**Work task:**
Please print every record below exactly as it reads.

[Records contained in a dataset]
--*--
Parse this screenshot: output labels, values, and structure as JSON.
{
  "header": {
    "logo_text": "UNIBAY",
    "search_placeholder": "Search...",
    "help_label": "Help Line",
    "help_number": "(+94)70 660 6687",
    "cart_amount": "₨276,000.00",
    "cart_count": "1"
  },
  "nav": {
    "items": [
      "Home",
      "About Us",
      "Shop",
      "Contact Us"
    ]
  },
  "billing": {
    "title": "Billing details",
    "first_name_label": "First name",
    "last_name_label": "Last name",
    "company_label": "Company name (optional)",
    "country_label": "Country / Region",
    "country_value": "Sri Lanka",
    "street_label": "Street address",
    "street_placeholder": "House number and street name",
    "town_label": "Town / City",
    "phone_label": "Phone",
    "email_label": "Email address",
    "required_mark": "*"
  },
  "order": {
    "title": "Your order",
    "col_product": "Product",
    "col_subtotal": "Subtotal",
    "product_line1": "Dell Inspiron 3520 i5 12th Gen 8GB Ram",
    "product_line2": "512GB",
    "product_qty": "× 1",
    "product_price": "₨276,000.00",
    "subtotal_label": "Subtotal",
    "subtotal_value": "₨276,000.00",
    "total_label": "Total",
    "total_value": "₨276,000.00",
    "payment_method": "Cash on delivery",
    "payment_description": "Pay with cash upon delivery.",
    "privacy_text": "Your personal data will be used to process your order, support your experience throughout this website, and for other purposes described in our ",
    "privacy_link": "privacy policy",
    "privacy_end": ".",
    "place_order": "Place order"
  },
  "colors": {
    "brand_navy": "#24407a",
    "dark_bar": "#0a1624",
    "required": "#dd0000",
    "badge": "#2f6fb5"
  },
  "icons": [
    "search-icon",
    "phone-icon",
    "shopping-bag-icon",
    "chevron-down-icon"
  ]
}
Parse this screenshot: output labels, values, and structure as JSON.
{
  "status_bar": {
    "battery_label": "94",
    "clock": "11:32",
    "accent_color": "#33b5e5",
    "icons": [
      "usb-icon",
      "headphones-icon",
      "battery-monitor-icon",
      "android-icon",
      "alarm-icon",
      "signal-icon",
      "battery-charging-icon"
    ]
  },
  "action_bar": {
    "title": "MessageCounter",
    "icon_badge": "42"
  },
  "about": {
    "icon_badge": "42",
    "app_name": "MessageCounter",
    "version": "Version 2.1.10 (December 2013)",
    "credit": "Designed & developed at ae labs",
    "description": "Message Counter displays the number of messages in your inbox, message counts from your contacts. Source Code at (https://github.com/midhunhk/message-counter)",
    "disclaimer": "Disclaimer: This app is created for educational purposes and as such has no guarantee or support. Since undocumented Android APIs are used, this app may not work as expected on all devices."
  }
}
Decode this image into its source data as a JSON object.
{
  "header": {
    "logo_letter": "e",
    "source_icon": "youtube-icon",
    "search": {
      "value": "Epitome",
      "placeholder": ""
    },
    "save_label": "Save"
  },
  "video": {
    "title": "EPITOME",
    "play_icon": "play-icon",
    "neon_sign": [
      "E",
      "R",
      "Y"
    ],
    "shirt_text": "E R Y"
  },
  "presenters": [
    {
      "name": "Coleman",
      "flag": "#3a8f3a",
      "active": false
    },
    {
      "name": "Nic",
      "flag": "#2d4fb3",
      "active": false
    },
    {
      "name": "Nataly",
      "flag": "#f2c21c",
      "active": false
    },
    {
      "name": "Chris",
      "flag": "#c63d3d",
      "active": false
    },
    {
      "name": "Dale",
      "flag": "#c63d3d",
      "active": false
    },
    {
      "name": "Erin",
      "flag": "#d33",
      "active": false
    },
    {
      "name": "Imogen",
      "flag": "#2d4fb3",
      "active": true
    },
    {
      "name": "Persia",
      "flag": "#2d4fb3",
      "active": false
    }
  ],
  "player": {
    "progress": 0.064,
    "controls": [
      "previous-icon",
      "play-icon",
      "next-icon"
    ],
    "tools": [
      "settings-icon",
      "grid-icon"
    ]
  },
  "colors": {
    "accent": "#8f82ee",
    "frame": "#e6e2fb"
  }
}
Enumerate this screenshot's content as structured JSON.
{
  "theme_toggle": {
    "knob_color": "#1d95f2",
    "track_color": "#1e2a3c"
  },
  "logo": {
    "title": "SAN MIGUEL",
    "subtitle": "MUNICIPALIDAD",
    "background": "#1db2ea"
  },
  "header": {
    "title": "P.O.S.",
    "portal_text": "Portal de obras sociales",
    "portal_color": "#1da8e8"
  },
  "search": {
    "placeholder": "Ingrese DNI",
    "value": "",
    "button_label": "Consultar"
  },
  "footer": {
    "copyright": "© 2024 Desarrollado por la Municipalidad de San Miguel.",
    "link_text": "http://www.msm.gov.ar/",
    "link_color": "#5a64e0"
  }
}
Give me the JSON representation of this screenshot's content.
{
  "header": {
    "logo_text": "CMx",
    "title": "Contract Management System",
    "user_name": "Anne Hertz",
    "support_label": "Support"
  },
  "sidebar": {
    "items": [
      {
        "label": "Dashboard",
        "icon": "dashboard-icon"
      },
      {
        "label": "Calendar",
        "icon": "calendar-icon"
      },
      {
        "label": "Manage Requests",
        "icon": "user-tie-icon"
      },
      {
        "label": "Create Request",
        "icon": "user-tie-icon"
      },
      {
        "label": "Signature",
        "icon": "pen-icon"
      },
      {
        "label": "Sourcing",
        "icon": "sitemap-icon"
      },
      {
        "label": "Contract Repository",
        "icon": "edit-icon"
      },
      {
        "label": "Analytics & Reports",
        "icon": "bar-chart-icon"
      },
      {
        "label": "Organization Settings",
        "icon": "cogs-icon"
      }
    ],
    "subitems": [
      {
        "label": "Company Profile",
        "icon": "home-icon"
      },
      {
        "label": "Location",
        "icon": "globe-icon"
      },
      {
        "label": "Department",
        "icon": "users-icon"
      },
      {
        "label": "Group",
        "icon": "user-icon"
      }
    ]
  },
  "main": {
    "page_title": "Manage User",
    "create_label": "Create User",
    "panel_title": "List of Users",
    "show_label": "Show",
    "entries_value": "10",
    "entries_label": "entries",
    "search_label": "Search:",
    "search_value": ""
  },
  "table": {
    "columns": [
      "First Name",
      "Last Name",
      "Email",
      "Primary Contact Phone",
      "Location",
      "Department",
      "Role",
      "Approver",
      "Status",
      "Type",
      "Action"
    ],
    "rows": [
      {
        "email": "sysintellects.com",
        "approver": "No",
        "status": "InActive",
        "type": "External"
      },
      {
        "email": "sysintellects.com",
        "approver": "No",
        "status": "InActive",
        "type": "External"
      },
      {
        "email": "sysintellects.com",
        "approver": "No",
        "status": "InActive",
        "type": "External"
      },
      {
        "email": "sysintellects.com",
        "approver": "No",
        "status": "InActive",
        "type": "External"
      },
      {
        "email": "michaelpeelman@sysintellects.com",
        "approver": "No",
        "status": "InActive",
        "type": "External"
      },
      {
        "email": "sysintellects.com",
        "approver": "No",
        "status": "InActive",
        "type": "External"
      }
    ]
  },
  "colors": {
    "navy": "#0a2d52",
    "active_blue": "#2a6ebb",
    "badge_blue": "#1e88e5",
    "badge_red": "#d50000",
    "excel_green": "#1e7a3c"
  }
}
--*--
**Problem solution:**
Parse this screenshot: output labels, values, and structure as JSON.
{
  "header": {
    "logo_text": "UNIBAY",
    "search_placeholder": "Search...",
    "help_label": "Help Line",
    "help_number": "(+94)70 660 6687",
    "cart_amount": "₨276,000.00",
    "cart_count": "1"
  },
  "nav": {
    "items": [
      "Home",
      "About Us",
      "Shop",
      "Contact Us"
    ]
  },
  "billing": {
    "title": "Billing details",
    "first_name_label": "First name",
    "last_name_label": "Last name",
    "company_label": "Company name (optional)",
    "country_label": "Country / Region",
    "country_value": "Sri Lanka",
    "street_label": "Street address",
    "street_placeholder": "House number and street name",
    "town_label": "Town / City",
    "phone_label": "Phone",
    "email_label": "Email address",
    "required_mark": "*"
  },
  "order": {
    "title": "Your order",
    "col_product": "Product",
    "col_subtotal": "Subtotal",
    "product_line1": "Dell Inspiron 3520 i5 12th Gen 8GB Ram",
    "product_line2": "512GB",
    "product_qty": "× 1",
    "product_price": "₨276,000.00",
    "subtotal_label": "Subtotal",
    "subtotal_value": "₨276,000.00",
    "total_label": "Total",
    "total_value": "₨276,000.00",
    "payment_method": "Cash on delivery",
    "payment_description": "Pay with cash upon delivery.",
    "privacy_text": "Your personal data will be used to process your order, support your experience throughout this website, and for other purposes described in our ",
    "privacy_link": "privacy policy",
    "privacy_end": ".",
    "place_order": "Place order"
  },
  "colors": {
    "brand_navy": "#24407a",
    "dark_bar": "#0a1624",
    "required": "#dd0000",
    "badge": "#2f6fb5"
  },
  "icons": [
    "search-icon",
    "phone-icon",
    "shopping-bag-icon",
    "chevron-down-icon"
  ]
}
Parse this screenshot: output labels, values, and structure as JSON.
{
  "status_bar": {
    "battery_label": "94",
    "clock": "11:32",
    "accent_color": "#33b5e5",
    "icons": [
      "usb-icon",
      "headphones-icon",
      "battery-monitor-icon",
      "android-icon",
      "alarm-icon",
      "signal-icon",
      "battery-charging-icon"
    ]
  },
  "action_bar": {
    "title": "MessageCounter",
    "icon_badge": "42"
  },
  "about": {
    "icon_badge": "42",
    "app_name": "MessageCounter",
    "version": "Version 2.1.10 (December 2013)",
    "credit": "Designed & developed at ae labs",
    "description": "Message Counter displays the number of messages in your inbox, message counts from your contacts. Source Code at (https://github.com/midhunhk/message-counter)",
    "disclaimer": "Disclaimer: This app is created for educational purposes and as such has no guarantee or support. Since undocumented Android APIs are used, this app may not work as expected on all devices."
  }
}
Decode this image into its source data as a JSON object.
{
  "header": {
    "logo_letter": "e",
    "source_icon": "youtube-icon",
    "search": {
      "value": "Epitome",
      "placeholder": ""
    },
    "save_label": "Save"
  },
  "video": {
    "title": "EPITOME",
    "play_icon": "play-icon",
    "neon_sign": [
      "E",
      "R",
      "Y"
    ],
    "shirt_text": "E R Y"
  },
  "presenters": [
    {
      "name": "Coleman",
      "flag": "#3a8f3a",
      "active": false
    },
    {
      "name": "Nic",
      "flag": "#2d4fb3",
      "active": false
    },
    {
      "name": "Nataly",
      "flag": "#f2c21c",
      "active": false
    },
    {
      "name": "Chris",
      "flag": "#c63d3d",
      "active": false
    },
    {
      "name": "Dale",
      "flag": "#c63d3d",
      "active": false
    },
    {
      "name": "Erin",
      "flag": "#d33",
      "active": false
    },
    {
      "name": "Imogen",
      "flag": "#2d4fb3",
      "active": true
    },
    {
      "name": "Persia",
      "flag": "#2d4fb3",
      "active": false
    }
  ],
  "player": {
    "progress": 0.064,
    "controls": [
      "previous-icon",
      "play-icon",
      "next-icon"
    ],
    "tools": [
      "settings-icon",
      "grid-icon"
    ]
  },
  "colors": {
    "accent": "#8f82ee",
    "frame": "#e6e2fb"
  }
}
Enumerate this screenshot's content as structured JSON.
{
  "theme_toggle": {
    "knob_color": "#1d95f2",
    "track_color": "#1e2a3c"
  },
  "logo": {
    "title": "SAN MIGUEL",
    "subtitle": "MUNICIPALIDAD",
    "background": "#1db2ea"
  },
  "header": {
    "title": "P.O.S.",
    "portal_text": "Portal de obras sociales",
    "portal_color": "#1da8e8"
  },
  "search": {
    "placeholder": "Ingrese DNI",
    "value": "",
    "button_label": "Consultar"
  },
  "footer": {
    "copyright": "© 2024 Desarrollado por la Municipalidad de San Miguel.",
    "link_text": "http://www.msm.gov.ar/",
    "link_color": "#5a64e0"
  }
}
Give me the JSON representation of this screenshot's content.
{
  "header": {
    "logo_text": "CMx",
    "title": "Contract Management System",
    "user_name": "Anne Hertz",
    "support_label": "Support"
  },
  "sidebar": {
    "items": [
      {
        "label": "Dashboard",
        "icon": "dashboard-icon"
      },
      {
        "label": "Calendar",
        "icon": "calendar-icon"
      },
      {
        "label": "Manage Requests",
        "icon": "user-tie-icon"
      },
      {
        "label": "Create Request",
        "icon": "user-tie-icon"
      },
      {
        "label": "Signature",
        "icon": "pen-icon"
      },
      {
        "label": "Sourcing",
        "icon": "sitemap-icon"
      },
      {
        "label": "Contract Repository",
        "icon": "edit-icon"
      },
      {
        "label": "Analytics & Reports",
        "icon": "bar-chart-icon"
      },
      {
        "label": "Organization Settings",
        "icon": "cogs-icon"
      }
    ],
    "subitems": [
      {
        "label": "Company Profile",
        "icon": "home-icon"
      },
      {
        "label": "Location",
        "icon": "globe-icon"
      },
      {
        "label": "Department",
        "icon": "users-icon"
      },
      {
        "label": "Group",
        "icon": "user-icon"
      }
    ]
  },
  "main": {
    "page_title": "Manage User",
    "create_label": "Create User",
    "panel_title": "List of Users",
    "show_label": "Show",
    "entries_value": "10",
    "entries_label": "entries",
    "search_label": "Search:",
    "search_value": ""
  },
  "table": {
    "columns": [
      "First Name",
      "Last Name",
      "Email",
      "Primary Contact Phone",
      "Location",
      "Department",
      "Role",
      "Approver",
      "Status",
      "Type",
      "Action"
    ],
    "rows": [
      {
        "email": "sysintellects.com",
        "approver": "No",
        "status": "InActive",
        "type": "External"
      },
      {
        "email": "sysintellects.com",
        "approver": "No",
        "status": "InActive",
        "type": "External"
      },
      {
        "email": "sysintellects.com",
        "approver": "No",
        "status": "InActive",
        "type": "External"
      },
      {
        "email": "sysintellects.com",
        "approver": "No",
        "status": "InActive",
        "type": "External"
      },
      {
        "email": "michaelpeelman@sysintellects.com",
        "approver": "No",
        "status": "InActive",
        "type": "External"
      },
      {
        "email": "sysintellects.com",
        "approver": "No",
        "status": "InActive",
        "type": "External"
      }
    ]
  },
  "colors": {
    "navy": "#0a2d52",
    "active_blue": "#2a6ebb",
    "badge_blue": "#1e88e5",
    "badge_red": "#d50000",
    "excel_green": "#1e7a3c"
  }
}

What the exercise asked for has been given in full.